3D laser scanning

3D Laser Scanning

3D laser scanning is a technology that uses lasers to capture the shape, size, and details of physical objects or environments in three dimensions. This process involves emitting laser beams onto the surfaces of objects, and the reflected signals are used to create a detailed and accurate digital representation. Here are key aspects of 3D laser scanning:

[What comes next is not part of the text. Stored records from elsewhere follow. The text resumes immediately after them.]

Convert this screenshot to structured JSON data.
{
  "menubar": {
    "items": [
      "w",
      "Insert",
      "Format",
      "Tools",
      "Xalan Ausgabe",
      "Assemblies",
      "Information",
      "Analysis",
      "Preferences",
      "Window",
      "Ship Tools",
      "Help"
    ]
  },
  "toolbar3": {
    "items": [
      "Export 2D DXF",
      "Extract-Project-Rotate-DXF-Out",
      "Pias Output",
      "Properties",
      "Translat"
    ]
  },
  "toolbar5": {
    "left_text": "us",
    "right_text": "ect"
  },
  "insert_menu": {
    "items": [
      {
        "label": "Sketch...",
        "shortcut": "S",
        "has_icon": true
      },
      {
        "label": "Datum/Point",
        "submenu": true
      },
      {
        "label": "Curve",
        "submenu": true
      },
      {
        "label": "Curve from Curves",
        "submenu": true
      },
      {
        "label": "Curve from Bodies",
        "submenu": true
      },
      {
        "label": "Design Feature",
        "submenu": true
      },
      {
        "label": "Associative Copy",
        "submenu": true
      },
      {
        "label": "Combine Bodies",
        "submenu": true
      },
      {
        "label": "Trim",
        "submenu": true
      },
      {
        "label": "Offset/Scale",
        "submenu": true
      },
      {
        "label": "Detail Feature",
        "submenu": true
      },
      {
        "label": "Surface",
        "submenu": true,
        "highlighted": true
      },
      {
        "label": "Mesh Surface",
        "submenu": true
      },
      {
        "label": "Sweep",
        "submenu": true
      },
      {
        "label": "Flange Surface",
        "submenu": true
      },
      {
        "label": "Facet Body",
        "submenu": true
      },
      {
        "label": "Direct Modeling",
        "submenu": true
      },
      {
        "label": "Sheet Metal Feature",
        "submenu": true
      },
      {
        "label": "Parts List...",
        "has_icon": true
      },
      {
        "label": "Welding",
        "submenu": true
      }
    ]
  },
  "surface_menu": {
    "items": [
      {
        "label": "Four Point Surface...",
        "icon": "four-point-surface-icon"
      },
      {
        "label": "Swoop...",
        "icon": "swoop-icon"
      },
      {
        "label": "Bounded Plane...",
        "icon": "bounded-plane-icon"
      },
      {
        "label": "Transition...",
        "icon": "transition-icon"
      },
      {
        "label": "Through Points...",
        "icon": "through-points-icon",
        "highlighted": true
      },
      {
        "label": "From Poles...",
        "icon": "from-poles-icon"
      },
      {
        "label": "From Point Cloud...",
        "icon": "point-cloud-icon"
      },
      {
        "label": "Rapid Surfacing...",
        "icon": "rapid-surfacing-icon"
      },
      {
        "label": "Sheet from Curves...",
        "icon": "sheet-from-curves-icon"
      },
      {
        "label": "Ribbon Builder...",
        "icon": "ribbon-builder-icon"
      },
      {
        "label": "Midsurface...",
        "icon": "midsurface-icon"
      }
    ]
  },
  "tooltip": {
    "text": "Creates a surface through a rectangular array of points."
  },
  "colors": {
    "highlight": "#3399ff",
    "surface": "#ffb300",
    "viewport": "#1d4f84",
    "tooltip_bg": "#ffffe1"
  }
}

  1. Principle of Operation:
    • Laser Beams: A laser scanner emits laser beams toward the object or environment being scanned.
    • Reflection: The laser beams reflect off surfaces, and sensors in the scanner measure the time it takes for the laser to return.
    • Data Collection: The collected data includes distance information, which is used to create a point cloud representing the object’s geometry.
  2. Types of 3D Laser Scanners:
    • Terrestrial Scanners: Stationary devices placed on tripods for capturing large structures or environments.
    • Handheld Scanners: Portable devices that can be moved around to capture details of smaller objects.
    • Mobile Scanners: Integrated into vehicles or drones for scanning large areas quickly.
  3. Applications:
    • Engineering and Manufacturing: Used for reverse engineering, quality control, and inspection of manufactured parts.
    • Architecture and Construction: Captures detailed as-built conditions of structures and sites.
    • Cultural Heritage Preservation: Documenting and preserving artifacts, sculptures, and historical sites.
    • Surveying and Mapping: Producing highly accurate topographic maps and land surveys.
    • Virtual Reality and Animation: Creating realistic 3D models for virtual experiences and animations.
  4. Advantages:
    • Precision: Provides highly accurate and detailed representations of physical objects or environments.
    • Efficiency: Rapid data acquisition compared to traditional surveying methods.
    • Non-destructive: Does not alter the scanned object, making it suitable for delicate or valuable items.
    • Versatility: Applicable in various industries for different purposes.
  5. Challenges:
    • Data Processing: Handling and processing large datasets generated by 3D laser scanning can be computationally intensive.
    • Line of Sight: Some surfaces may be challenging to capture due to obstructions or limited line of sight.
    • Cost: High-end laser scanners can be expensive, although costs have been decreasing.
  6. Integration with Other Technologies:
    • CAD (Computer-Aided Design): 3D laser scanning data is often imported into CAD software for further design and analysis.
    • BIM (Building Information Modeling): Used in construction and architecture for creating detailed digital models of buildings.